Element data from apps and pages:
######

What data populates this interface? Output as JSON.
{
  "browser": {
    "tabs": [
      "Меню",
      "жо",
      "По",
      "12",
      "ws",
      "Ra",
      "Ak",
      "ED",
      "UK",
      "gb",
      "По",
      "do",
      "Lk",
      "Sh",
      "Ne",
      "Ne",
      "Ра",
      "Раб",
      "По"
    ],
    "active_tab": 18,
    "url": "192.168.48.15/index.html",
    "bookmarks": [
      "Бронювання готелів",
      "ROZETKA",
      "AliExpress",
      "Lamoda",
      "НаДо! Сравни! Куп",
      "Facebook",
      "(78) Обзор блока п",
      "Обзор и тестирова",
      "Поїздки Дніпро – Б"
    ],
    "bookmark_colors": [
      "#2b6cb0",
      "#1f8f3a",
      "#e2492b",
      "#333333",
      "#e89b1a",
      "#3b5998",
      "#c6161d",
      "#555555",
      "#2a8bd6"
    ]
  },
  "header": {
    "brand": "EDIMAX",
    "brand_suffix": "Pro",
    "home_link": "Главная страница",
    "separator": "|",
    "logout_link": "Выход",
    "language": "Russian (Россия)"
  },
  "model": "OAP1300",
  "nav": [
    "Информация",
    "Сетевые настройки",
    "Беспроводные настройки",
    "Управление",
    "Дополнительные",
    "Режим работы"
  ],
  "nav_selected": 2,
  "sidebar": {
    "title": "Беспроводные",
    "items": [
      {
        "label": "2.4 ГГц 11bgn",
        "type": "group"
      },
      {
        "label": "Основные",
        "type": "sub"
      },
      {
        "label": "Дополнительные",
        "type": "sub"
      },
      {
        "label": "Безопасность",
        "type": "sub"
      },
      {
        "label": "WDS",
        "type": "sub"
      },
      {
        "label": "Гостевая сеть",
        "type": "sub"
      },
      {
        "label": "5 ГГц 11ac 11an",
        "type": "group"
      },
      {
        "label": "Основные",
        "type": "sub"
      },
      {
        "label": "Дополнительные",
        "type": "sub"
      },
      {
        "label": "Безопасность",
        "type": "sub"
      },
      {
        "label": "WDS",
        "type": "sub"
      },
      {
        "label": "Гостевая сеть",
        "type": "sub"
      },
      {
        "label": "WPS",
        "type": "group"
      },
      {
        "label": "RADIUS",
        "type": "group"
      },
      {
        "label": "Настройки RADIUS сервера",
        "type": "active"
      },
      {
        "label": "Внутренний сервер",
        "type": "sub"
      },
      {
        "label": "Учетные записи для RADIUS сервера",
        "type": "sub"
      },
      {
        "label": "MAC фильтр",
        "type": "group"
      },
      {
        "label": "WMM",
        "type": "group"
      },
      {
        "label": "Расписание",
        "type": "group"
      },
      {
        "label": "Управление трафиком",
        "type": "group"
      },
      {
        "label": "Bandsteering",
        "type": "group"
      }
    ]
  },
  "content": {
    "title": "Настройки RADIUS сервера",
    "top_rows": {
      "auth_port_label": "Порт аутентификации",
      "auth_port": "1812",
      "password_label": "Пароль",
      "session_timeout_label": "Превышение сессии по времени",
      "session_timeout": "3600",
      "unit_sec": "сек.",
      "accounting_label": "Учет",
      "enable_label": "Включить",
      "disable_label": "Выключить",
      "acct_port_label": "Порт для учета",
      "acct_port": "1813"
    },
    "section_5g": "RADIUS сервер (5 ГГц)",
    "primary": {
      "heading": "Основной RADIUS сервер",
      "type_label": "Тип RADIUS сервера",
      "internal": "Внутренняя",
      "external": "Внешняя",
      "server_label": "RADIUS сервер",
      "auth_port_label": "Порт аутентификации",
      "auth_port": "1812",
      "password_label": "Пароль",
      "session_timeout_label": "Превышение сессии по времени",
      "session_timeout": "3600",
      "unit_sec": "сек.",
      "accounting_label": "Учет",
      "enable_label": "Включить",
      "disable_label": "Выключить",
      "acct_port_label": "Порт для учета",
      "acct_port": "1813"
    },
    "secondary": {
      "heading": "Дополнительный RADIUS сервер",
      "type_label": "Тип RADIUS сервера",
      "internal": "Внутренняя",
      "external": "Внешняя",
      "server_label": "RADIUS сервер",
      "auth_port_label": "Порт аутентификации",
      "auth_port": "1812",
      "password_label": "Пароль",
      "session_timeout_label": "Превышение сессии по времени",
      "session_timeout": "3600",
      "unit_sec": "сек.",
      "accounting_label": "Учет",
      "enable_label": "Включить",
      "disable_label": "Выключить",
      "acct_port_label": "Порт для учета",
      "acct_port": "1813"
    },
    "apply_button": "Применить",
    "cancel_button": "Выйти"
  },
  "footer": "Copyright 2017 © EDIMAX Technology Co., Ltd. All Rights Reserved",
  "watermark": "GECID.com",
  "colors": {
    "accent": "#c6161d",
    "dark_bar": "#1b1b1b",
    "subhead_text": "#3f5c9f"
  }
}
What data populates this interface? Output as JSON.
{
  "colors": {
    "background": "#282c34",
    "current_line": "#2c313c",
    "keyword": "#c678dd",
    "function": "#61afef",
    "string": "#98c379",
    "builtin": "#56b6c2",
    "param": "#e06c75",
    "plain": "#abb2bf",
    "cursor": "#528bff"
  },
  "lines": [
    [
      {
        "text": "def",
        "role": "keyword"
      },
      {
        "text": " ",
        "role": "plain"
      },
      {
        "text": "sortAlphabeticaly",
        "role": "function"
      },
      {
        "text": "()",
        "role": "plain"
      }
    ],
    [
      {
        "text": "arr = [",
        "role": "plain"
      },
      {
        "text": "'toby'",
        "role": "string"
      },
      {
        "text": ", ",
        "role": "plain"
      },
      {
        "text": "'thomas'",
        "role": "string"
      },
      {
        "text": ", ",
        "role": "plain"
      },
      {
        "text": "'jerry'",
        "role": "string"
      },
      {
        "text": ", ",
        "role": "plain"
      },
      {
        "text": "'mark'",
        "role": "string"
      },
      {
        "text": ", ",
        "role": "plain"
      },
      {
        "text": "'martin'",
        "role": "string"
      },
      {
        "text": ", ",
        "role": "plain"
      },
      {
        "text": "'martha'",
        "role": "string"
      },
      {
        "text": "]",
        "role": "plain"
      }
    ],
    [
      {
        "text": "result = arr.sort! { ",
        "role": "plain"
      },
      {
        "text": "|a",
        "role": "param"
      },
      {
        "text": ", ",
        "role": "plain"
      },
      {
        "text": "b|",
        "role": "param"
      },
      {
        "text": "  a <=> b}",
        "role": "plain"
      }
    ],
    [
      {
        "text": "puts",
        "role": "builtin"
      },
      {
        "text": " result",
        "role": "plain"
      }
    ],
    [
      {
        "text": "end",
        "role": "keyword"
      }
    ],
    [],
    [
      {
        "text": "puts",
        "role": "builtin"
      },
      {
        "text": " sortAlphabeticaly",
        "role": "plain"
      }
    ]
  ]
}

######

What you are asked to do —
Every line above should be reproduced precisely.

Task solution —
What data populates this interface? Output as JSON.
{
  "browser": {
    "tabs": [
      "Меню",
      "жо",
      "По",
      "12",
      "ws",
      "Ra",
      "Ak",
      "ED",
      "UK",
      "gb",
      "По",
      "do",
      "Lk",
      "Sh",
      "Ne",
      "Ne",
      "Ра",
      "Раб",
      "По"
    ],
    "active_tab": 18,
    "url": "192.168.48.15/index.html",
    "bookmarks": [
      "Бронювання готелів",
      "ROZETKA",
      "AliExpress",
      "Lamoda",
      "НаДо! Сравни! Куп",
      "Facebook",
      "(78) Обзор блока п",
      "Обзор и тестирова",
      "Поїздки Дніпро – Б"
    ],
    "bookmark_colors": [
      "#2b6cb0",
      "#1f8f3a",
      "#e2492b",
      "#333333",
      "#e89b1a",
      "#3b5998",
      "#c6161d",
      "#555555",
      "#2a8bd6"
    ]
  },
  "header": {
    "brand": "EDIMAX",
    "brand_suffix": "Pro",
    "home_link": "Главная страница",
    "separator": "|",
    "logout_link": "Выход",
    "language": "Russian (Россия)"
  },
  "model": "OAP1300",
  "nav": [
    "Информация",
    "Сетевые настройки",
    "Беспроводные настройки",
    "Управление",
    "Дополнительные",
    "Режим работы"
  ],
  "nav_selected": 2,
  "sidebar": {
    "title": "Беспроводные",
    "items": [
      {
        "label": "2.4 ГГц 11bgn",
        "type": "group"
      },
      {
        "label": "Основные",
        "type": "sub"
      },
      {
        "label": "Дополнительные",
        "type": "sub"
      },
      {
        "label": "Безопасность",
        "type": "sub"
      },
      {
        "label": "WDS",
        "type": "sub"
      },
      {
        "label": "Гостевая сеть",
        "type": "sub"
      },
      {
        "label": "5 ГГц 11ac 11an",
        "type": "group"
      },
      {
        "label": "Основные",
        "type": "sub"
      },
      {
        "label": "Дополнительные",
        "type": "sub"
      },
      {
        "label": "Безопасность",
        "type": "sub"
      },
      {
        "label": "WDS",
        "type": "sub"
      },
      {
        "label": "Гостевая сеть",
        "type": "sub"
      },
      {
        "label": "WPS",
        "type": "group"
      },
      {
        "label": "RADIUS",
        "type": "group"
      },
      {
        "label": "Настройки RADIUS сервера",
        "type": "active"
      },
      {
        "label": "Внутренний сервер",
        "type": "sub"
      },
      {
        "label": "Учетные записи для RADIUS сервера",
        "type": "sub"
      },
      {
        "label": "MAC фильтр",
        "type": "group"
      },
      {
        "label": "WMM",
        "type": "group"
      },
      {
        "label": "Расписание",
        "type": "group"
      },
      {
        "label": "Управление трафиком",
        "type": "group"
      },
      {
        "label": "Bandsteering",
        "type": "group"
      }
    ]
  },
  "content": {
    "title": "Настройки RADIUS сервера",
    "top_rows": {
      "auth_port_label": "Порт аутентификации",
      "auth_port": "1812",
      "password_label": "Пароль",
      "session_timeout_label": "Превышение сессии по времени",
      "session_timeout": "3600",
      "unit_sec": "сек.",
      "accounting_label": "Учет",
      "enable_label": "Включить",
      "disable_label": "Выключить",
      "acct_port_label": "Порт для учета",
      "acct_port": "1813"
    },
    "section_5g": "RADIUS сервер (5 ГГц)",
    "primary": {
      "heading": "Основной RADIUS сервер",
      "type_label": "Тип RADIUS сервера",
      "internal": "Внутренняя",
      "external": "Внешняя",
      "server_label": "RADIUS сервер",
      "auth_port_label": "Порт аутентификации",
      "auth_port": "1812",
      "password_label": "Пароль",
      "session_timeout_label": "Превышение сессии по времени",
      "session_timeout": "3600",
      "unit_sec": "сек.",
      "accounting_label": "Учет",
      "enable_label": "Включить",
      "disable_label": "Выключить",
      "acct_port_label": "Порт для учета",
      "acct_port": "1813"
    },
    "secondary": {
      "heading": "Дополнительный RADIUS сервер",
      "type_label": "Тип RADIUS сервера",
      "internal": "Внутренняя",
      "external": "Внешняя",
      "server_label": "RADIUS сервер",
      "auth_port_label": "Порт аутентификации",
      "auth_port": "1812",
      "password_label": "Пароль",
      "session_timeout_label": "Превышение сессии по времени",
      "session_timeout": "3600",
      "unit_sec": "сек.",
      "accounting_label": "Учет",
      "enable_label": "Включить",
      "disable_label": "Выключить",
      "acct_port_label": "Порт для учета",
      "acct_port": "1813"
    },
    "apply_button": "Применить",
    "cancel_button": "Выйти"
  },
  "footer": "Copyright 2017 © EDIMAX Technology Co., Ltd. All Rights Reserved",
  "watermark": "GECID.com",
  "colors": {
    "accent": "#c6161d",
    "dark_bar": "#1b1b1b",
    "subhead_text": "#3f5c9f"
  }
}
What data populates this interface? Output as JSON.
{
  "colors": {
    "background": "#282c34",
    "current_line": "#2c313c",
    "keyword": "#c678dd",
    "function": "#61afef",
    "string": "#98c379",
    "builtin": "#56b6c2",
    "param": "#e06c75",
    "plain": "#abb2bf",
    "cursor": "#528bff"
  },
  "lines": [
    [
      {
        "text": "def",
        "role": "keyword"
      },
      {
        "text": " ",
        "role": "plain"
      },
      {
        "text": "sortAlphabeticaly",
        "role": "function"
      },
      {
        "text": "()",
        "role": "plain"
      }
    ],
    [
      {
        "text": "arr = [",
        "role": "plain"
      },
      {
        "text": "'toby'",
        "role": "string"
      },
      {
        "text": ", ",
        "role": "plain"
      },
      {
        "text": "'thomas'",
        "role": "string"
      },
      {
        "text": ", ",
        "role": "plain"
      },
      {
        "text": "'jerry'",
        "role": "string"
      },
      {
        "text": ", ",
        "role": "plain"
      },
      {
        "text": "'mark'",
        "role": "string"
      },
      {
        "text": ", ",
        "role": "plain"
      },
      {
        "text": "'martin'",
        "role": "string"
      },
      {
        "text": ", ",
        "role": "plain"
      },
      {
        "text": "'martha'",
        "role": "string"
      },
      {
        "text": "]",
        "role": "plain"
      }
    ],
    [
      {
        "text": "result = arr.sort! { ",
        "role": "plain"
      },
      {
        "text": "|a",
        "role": "param"
      },
      {
        "text": ", ",
        "role": "plain"
      },
      {
        "text": "b|",
        "role": "param"
      },
      {
        "text": "  a <=> b}",
        "role": "plain"
      }
    ],
    [
      {
        "text": "puts",
        "role": "builtin"
      },
      {
        "text": " result",
        "role": "plain"
      }
    ],
    [
      {
        "text": "end",
        "role": "keyword"
      }
    ],
    [],
    [
      {
        "text": "puts",
        "role": "builtin"
      },
      {
        "text": " sortAlphabeticaly",
        "role": "plain"
      }
    ]
  ]
}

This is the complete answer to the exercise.